Safety Not Guaranteed
Until the dark day of I Can Has Cheezburger: The Movie!, Safety Not Guaranteed will stand—as far as I can tell—as the only motion picture inspired by an internet meme. While its origins make Safety Not Guaranteed sound slight and disposable—a few steps above Battleship in Hollywood's "Oh shit, what else can we turn into a movie?!" descent—the difference is that Safety Not Guaranteed is both staunchly independent and very, very good. Sweet and clever, it's a film that transcends its roots to become—and I know we're only halfway through 2012, but fuck it—one of the best films of the year. ERIK HENRIKSEN Academy Theater, Bagdad Theater, Edgefield, Kennedy School, Laurelhurst Theater, Mission Theater.
The guys known for arranging footage of stuff have arranged a bunch more stuff! With a world music soundtrack! The creators of Baraka and Koyaanisqatsi return to cinemas with Samsara, and this time, the focus of their artfully arranged travelogue is the ongoing struggle of man versus nature, and how one's always trying to get the upper hand. Monks push around colored sand to make a mosaic; storms push around people's homes and cars, filling them with dirt and rubble; patterns illustrate the dualities of tradition/modernity and creation/waste. I spent a lot of time thinking about my groceries, bills, and girls who broke my heart. JAMIE S. RICH Fox Tower 10.
Sleepwalk with Me
Turn on NPR and you'll hear an example: "Real people" telling "true stories" are everywhere these days. Stand-up comedian Mike Birbiglia is a real person who has a true story about his career in comedy, ending a relationship, and a sleep disorder, and he's gotten pretty good at telling it: First in a one-man show, then a book, and now the gently endearing film Sleepwalk with Me, co-written with storytelling high priest Ira Glass.
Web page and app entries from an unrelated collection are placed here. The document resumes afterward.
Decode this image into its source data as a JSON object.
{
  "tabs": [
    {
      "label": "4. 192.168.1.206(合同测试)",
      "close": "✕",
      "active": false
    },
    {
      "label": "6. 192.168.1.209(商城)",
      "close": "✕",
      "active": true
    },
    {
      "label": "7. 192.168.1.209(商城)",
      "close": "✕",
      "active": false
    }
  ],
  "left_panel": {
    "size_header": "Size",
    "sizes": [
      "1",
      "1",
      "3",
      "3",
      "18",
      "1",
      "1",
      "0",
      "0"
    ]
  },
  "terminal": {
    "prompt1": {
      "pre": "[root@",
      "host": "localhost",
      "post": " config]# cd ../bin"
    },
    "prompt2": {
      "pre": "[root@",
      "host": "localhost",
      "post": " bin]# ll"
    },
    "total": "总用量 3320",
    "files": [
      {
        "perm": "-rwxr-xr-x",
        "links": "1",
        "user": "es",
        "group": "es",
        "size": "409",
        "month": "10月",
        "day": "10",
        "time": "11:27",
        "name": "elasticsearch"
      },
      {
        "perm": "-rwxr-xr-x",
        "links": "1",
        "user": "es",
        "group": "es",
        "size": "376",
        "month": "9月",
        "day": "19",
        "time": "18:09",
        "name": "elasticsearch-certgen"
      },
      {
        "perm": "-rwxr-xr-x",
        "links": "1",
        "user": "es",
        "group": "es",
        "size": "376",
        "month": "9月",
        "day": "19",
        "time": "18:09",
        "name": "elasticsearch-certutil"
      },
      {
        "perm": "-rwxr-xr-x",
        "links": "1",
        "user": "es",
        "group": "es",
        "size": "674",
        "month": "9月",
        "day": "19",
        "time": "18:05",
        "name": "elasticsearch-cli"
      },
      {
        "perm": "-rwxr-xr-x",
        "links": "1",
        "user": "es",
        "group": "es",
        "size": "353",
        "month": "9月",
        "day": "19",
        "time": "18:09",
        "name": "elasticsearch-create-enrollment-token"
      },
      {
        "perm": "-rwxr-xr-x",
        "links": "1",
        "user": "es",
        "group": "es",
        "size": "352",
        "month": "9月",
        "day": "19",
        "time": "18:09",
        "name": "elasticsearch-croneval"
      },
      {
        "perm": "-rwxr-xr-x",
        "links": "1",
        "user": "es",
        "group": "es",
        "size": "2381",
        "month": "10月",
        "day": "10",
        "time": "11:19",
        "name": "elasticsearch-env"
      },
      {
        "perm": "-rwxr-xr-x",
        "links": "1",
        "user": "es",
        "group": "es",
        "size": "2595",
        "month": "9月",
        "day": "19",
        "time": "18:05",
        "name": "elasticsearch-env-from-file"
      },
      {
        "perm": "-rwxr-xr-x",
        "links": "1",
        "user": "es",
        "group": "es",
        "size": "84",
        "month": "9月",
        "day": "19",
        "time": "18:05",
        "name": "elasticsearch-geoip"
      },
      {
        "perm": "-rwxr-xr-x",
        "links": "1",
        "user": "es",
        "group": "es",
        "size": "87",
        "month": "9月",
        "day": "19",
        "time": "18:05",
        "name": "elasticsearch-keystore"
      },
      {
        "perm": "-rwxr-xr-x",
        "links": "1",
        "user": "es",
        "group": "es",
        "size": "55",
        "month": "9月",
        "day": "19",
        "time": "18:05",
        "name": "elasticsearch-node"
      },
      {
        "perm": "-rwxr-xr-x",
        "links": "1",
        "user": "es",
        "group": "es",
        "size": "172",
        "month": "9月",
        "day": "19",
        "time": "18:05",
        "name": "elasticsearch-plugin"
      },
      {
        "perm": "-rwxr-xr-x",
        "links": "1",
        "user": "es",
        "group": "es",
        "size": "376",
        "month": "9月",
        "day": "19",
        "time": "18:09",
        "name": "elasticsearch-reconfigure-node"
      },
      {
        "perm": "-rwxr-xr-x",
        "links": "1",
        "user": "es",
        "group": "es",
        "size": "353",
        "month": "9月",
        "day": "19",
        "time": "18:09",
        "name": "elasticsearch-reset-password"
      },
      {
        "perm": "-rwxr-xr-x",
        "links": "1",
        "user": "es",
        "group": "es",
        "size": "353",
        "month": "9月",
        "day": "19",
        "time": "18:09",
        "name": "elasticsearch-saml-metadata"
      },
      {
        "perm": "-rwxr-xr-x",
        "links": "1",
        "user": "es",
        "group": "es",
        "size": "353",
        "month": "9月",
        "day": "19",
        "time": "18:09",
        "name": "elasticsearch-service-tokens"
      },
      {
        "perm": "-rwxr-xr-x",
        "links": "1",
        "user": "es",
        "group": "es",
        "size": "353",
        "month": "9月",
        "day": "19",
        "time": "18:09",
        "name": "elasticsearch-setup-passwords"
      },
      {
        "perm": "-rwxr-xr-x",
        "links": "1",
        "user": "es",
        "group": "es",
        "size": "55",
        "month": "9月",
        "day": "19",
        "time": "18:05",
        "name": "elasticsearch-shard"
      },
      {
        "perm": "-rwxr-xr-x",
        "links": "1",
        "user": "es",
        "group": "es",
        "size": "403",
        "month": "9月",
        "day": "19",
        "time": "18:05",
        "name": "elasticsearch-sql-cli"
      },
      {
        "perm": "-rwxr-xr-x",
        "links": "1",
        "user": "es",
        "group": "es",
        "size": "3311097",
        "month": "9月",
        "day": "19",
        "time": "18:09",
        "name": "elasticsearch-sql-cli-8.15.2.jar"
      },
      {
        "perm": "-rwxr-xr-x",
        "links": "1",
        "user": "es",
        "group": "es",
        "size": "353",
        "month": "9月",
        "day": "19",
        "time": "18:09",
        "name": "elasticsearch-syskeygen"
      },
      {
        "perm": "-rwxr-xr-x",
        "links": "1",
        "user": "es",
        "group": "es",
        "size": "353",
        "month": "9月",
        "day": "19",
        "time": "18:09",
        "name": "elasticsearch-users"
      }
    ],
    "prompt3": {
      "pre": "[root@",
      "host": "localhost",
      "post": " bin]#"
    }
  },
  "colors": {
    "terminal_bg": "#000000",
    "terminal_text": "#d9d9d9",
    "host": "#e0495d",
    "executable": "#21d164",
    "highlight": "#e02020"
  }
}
Describing a story as "true" suggests there's only one way to tell it, but if this mild little comedy has a moral, it's this: Even a true story is changed in the telling. The best we can do is to tell our stories honestly and well. Co-director and star in attendance for 4:30, 7, and 9 pm shows on Sat Sept 8. ALISON HALLETT Cinema 21.
This Is Now
A locally produced film that "explores the triumphs and difficulties of finding one's spiritual path." Clinton Street Theater.
Turn Me On, Dammit!
A quirky Norwegian film that follows Alma (Helene Bergsholm) over the course of a particularly trying couple of months during the dog days leading up to her 16th birthday. Possessed by hormones, she gets busted for racking up phone-sex charges (we first meet her, mid-purchase, on the kitchen floor), rides rolls of coins when the register gets slow at work, and slips into erotic daydreams about virtually everyone she encounters in her tiny Norwegian village. Dammit doesn't need to say much about horny teenage girls other than, unapologetically, that they exist, and can do so without conforming to the dead stock of bad girl associations–Alma's a sweet, ballsy, normal girl who shoulder taps for beer and shares a ritual with her friends in which they religiously flip off the road sign for their hometown every time they pass it. While the ending is a bit too pattingly winking and cute, Dammit tells its short, forthright tale briskly and with a curtsy before moving off stage right. MARJORIE SKINNER Clinton Street Theater.
"Take this quarter, go downtown, and have a rat gnaw that thing off your face! Good day to you, madam." Laurelhurst Theater.
Will the Real Terrorist
Please Stand Up?
A documentary about "half a century of hostile US-Cuba relations" and "the Cuban Five, intelligence agents sent to penetrate Cuban exile terrorist groups in Miami [who are] now serving long prison sentences." EMINEM. SIT BACK DOWN. THIS ISN'T ABOUT YOU. Clinton Street Theater.